“Angelica!” It seems as if Robert went out far. I cannot answer his call, I do not want to. He poisoned us. How many hours have past? It has taken me over. Let me dissolve like my children did.

I shiver. Electricity is running under my skin. It’s chilly and hot at once. The worst thing I ever felt. It vibrates up and down my spine. I see Jimmy and Lucy hand in hand, smiling. Then a monstrous hand squeezes them to pulp. It comes closer than my breath. A jolt in my heart unchains another chill. I can’t see well. There are spots. They move over the ceiling.

Distant steps. Robert. My eyes are closed. The touch on my forehead is cold. It provokes more chills. I open my eyes and see the spots blurring his face. “Angelica, I’m sorry.” I feel nothing. I close my eyes again and hear a rush coming in like a storm of bees. It takes me away. It’s all there is. A buzzing sea. The colours fade and the sea buzzes softer. No thoughts. No past. No now. buz-Buz… buz-Buz …buz-Buz … Buz.


On the first day of spring, I sit inside. A part of me wants to stay involved with interesting developments in this country. This will is apparently stronger than the will to enjoy what I have been longing for for months. Or is it the will to get away? Anyway, I’m in a room in Arnhem, where tables are put concentrically. Here, I listen to the words of people who strive for politics from the heart. Take part in them.

Everybody I know who has read the political program of the Partij van Mens en Spirit, written in 2008, feels that this is the first good political party they know. It’s a beautiful set of plans and visions where freedom and the own responsibility are central. Today, we are here to take a first step in the renewal of this program because concrete points rapidly become old fashioned.

Lea is the chairwoman. I’ll have a thorough chat with her tonight, while we enjoy a glass of red wine together. She is a nice middle aged woman with experience in politics and she knows how to lead this small crowd. She listens attentively to the suggestions the public makes in the themes of education, healthcare and food production. Some people have quite peculiar opinions about life and how these themes should be arranged. Interesting experiences. Some lose the point. Lea gently steers them back.

My most burning question is simple: how can a political party be spiritual? Or: how can something spiritual take the form of something as a party? Isn’t politics about power? About poking each others’ eyes out? Leas answer is simple and clear.

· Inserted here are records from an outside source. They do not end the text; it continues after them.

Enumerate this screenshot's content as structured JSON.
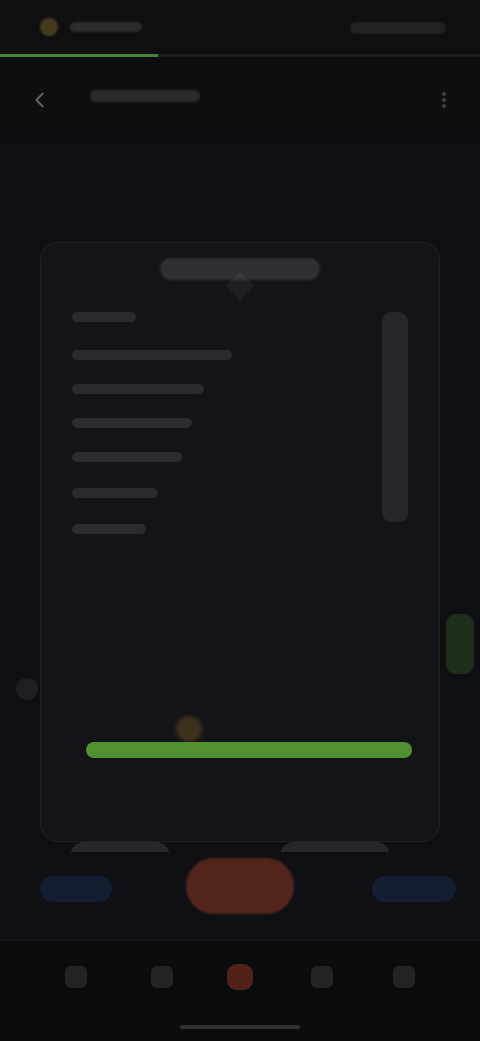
{
  "status": {
    "progress_fraction": 0.33
  },
  "accent_colors": {
    "green": "#5aa534",
    "red": "#d24b2a",
    "blue": "#1d3b66"
  },
  "header": {
    "back_icon": "arrow-left-icon",
    "more_icon": "more-vertical-icon"
  },
  "track": {
    "level_fraction": 1.0
  },
  "nav": {
    "icons": [
      "home-icon",
      "list-icon",
      "fire-icon",
      "chart-icon",
      "user-icon"
    ],
    "active_index": 2
  }
}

Politics is a community service. It should aid and facilitate the good existing initiatives in society. A good answer, I’d say. Connected, but with an identity. But this will not be the end of it. Strong as the ideals of this party may be, it’s spiritual approach is its ultimate fragility. I stay curious and will keep observing this from up close.